DATA FOR THIS EXERCISE: Begin

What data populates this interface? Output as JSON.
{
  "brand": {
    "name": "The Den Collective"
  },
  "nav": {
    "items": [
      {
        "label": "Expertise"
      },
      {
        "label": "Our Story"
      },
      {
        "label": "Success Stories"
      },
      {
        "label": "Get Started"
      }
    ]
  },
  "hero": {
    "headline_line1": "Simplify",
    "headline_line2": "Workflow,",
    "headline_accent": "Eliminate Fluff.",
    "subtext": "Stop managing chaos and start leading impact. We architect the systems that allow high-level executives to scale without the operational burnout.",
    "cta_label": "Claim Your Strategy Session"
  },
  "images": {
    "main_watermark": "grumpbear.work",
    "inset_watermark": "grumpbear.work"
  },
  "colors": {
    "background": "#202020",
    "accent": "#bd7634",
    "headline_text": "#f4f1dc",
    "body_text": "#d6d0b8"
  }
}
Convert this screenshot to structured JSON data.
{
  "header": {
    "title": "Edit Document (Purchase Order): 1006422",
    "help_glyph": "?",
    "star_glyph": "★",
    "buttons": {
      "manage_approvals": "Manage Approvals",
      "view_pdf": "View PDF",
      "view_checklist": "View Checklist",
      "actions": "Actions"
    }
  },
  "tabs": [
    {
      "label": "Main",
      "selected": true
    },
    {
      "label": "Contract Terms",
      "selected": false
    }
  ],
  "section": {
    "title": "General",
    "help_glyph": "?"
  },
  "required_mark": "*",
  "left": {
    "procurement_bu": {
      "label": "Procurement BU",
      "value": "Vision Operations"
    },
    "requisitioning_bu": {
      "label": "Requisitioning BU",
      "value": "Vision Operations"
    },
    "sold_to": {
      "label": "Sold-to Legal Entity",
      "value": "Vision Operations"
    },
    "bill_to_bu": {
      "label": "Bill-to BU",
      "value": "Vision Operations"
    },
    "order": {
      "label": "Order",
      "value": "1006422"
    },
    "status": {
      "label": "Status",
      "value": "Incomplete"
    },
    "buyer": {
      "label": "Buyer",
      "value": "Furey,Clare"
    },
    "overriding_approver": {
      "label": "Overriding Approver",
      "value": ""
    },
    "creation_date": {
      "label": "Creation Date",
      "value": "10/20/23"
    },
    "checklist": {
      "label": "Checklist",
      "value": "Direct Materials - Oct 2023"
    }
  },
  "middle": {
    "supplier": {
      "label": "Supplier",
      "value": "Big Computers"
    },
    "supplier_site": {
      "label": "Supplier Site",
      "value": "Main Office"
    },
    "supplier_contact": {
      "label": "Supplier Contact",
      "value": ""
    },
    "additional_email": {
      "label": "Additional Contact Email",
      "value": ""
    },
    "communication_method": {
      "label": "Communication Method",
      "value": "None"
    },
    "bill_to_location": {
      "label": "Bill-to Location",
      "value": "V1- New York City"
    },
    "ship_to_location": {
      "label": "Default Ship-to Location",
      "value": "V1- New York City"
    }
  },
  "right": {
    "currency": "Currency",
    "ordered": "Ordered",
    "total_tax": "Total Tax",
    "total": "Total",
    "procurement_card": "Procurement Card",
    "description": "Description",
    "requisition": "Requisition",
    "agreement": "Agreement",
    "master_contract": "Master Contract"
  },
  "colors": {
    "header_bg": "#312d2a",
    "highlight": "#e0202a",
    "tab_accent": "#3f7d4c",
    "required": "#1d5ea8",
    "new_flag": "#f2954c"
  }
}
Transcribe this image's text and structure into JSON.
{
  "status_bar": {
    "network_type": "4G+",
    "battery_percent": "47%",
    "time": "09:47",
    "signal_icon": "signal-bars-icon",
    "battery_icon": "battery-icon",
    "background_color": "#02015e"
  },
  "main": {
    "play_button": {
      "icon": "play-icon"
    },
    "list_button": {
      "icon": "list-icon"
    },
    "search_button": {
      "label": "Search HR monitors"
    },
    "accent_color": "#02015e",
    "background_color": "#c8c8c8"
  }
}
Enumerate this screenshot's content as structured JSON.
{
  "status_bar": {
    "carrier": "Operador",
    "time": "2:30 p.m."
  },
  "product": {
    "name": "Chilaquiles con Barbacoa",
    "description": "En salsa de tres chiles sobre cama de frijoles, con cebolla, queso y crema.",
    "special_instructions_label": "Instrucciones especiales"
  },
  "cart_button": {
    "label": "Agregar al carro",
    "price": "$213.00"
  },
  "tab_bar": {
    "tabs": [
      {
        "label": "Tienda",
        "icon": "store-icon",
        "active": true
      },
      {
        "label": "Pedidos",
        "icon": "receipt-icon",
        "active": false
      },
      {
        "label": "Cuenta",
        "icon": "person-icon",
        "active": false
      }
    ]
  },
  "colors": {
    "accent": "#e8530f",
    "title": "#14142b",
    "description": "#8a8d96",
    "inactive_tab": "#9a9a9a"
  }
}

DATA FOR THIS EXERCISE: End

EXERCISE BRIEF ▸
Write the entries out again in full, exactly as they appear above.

SOLUTION FOR THIS PROBLEM ▸
What data populates this interface? Output as JSON.
{
  "brand": {
    "name": "The Den Collective"
  },
  "nav": {
    "items": [
      {
        "label": "Expertise"
      },
      {
        "label": "Our Story"
      },
      {
        "label": "Success Stories"
      },
      {
        "label": "Get Started"
      }
    ]
  },
  "hero": {
    "headline_line1": "Simplify",
    "headline_line2": "Workflow,",
    "headline_accent": "Eliminate Fluff.",
    "subtext": "Stop managing chaos and start leading impact. We architect the systems that allow high-level executives to scale without the operational burnout.",
    "cta_label": "Claim Your Strategy Session"
  },
  "images": {
    "main_watermark": "grumpbear.work",
    "inset_watermark": "grumpbear.work"
  },
  "colors": {
    "background": "#202020",
    "accent": "#bd7634",
    "headline_text": "#f4f1dc",
    "body_text": "#d6d0b8"
  }
}
Convert this screenshot to structured JSON data.
{
  "header": {
    "title": "Edit Document (Purchase Order): 1006422",
    "help_glyph": "?",
    "star_glyph": "★",
    "buttons": {
      "manage_approvals": "Manage Approvals",
      "view_pdf": "View PDF",
      "view_checklist": "View Checklist",
      "actions": "Actions"
    }
  },
  "tabs": [
    {
      "label": "Main",
      "selected": true
    },
    {
      "label": "Contract Terms",
      "selected": false
    }
  ],
  "section": {
    "title": "General",
    "help_glyph": "?"
  },
  "required_mark": "*",
  "left": {
    "procurement_bu": {
      "label": "Procurement BU",
      "value": "Vision Operations"
    },
    "requisitioning_bu": {
      "label": "Requisitioning BU",
      "value": "Vision Operations"
    },
    "sold_to": {
      "label": "Sold-to Legal Entity",
      "value": "Vision Operations"
    },
    "bill_to_bu": {
      "label": "Bill-to BU",
      "value": "Vision Operations"
    },
    "order": {
      "label": "Order",
      "value": "1006422"
    },
    "status": {
      "label": "Status",
      "value": "Incomplete"
    },
    "buyer": {
      "label": "Buyer",
      "value": "Furey,Clare"
    },
    "overriding_approver": {
      "label": "Overriding Approver",
      "value": ""
    },
    "creation_date": {
      "label": "Creation Date",
      "value": "10/20/23"
    },
    "checklist": {
      "label": "Checklist",
      "value": "Direct Materials - Oct 2023"
    }
  },
  "middle": {
    "supplier": {
      "label": "Supplier",
      "value": "Big Computers"
    },
    "supplier_site": {
      "label": "Supplier Site",
      "value": "Main Office"
    },
    "supplier_contact": {
      "label": "Supplier Contact",
      "value": ""
    },
    "additional_email": {
      "label": "Additional Contact Email",
      "value": ""
    },
    "communication_method": {
      "label": "Communication Method",
      "value": "None"
    },
    "bill_to_location": {
      "label": "Bill-to Location",
      "value": "V1- New York City"
    },
    "ship_to_location": {
      "label": "Default Ship-to Location",
      "value": "V1- New York City"
    }
  },
  "right": {
    "currency": "Currency",
    "ordered": "Ordered",
    "total_tax": "Total Tax",
    "total": "Total",
    "procurement_card": "Procurement Card",
    "description": "Description",
    "requisition": "Requisition",
    "agreement": "Agreement",
    "master_contract": "Master Contract"
  },
  "colors": {
    "header_bg": "#312d2a",
    "highlight": "#e0202a",
    "tab_accent": "#3f7d4c",
    "required": "#1d5ea8",
    "new_flag": "#f2954c"
  }
}
Transcribe this image's text and structure into JSON.
{
  "status_bar": {
    "network_type": "4G+",
    "battery_percent": "47%",
    "time": "09:47",
    "signal_icon": "signal-bars-icon",
    "battery_icon": "battery-icon",
    "background_color": "#02015e"
  },
  "main": {
    "play_button": {
      "icon": "play-icon"
    },
    "list_button": {
      "icon": "list-icon"
    },
    "search_button": {
      "label": "Search HR monitors"
    },
    "accent_color": "#02015e",
    "background_color": "#c8c8c8"
  }
}
Enumerate this screenshot's content as structured JSON.
{
  "status_bar": {
    "carrier": "Operador",
    "time": "2:30 p.m."
  },
  "product": {
    "name": "Chilaquiles con Barbacoa",
    "description": "En salsa de tres chiles sobre cama de frijoles, con cebolla, queso y crema.",
    "special_instructions_label": "Instrucciones especiales"
  },
  "cart_button": {
    "label": "Agregar al carro",
    "price": "$213.00"
  },
  "tab_bar": {
    "tabs": [
      {
        "label": "Tienda",
        "icon": "store-icon",
        "active": true
      },
      {
        "label": "Pedidos",
        "icon": "receipt-icon",
        "active": false
      },
      {
        "label": "Cuenta",
        "icon": "person-icon",
        "active": false
      }
    ]
  },
  "colors": {
    "accent": "#e8530f",
    "title": "#14142b",
    "description": "#8a8d96",
    "inactive_tab": "#9a9a9a"
  }
}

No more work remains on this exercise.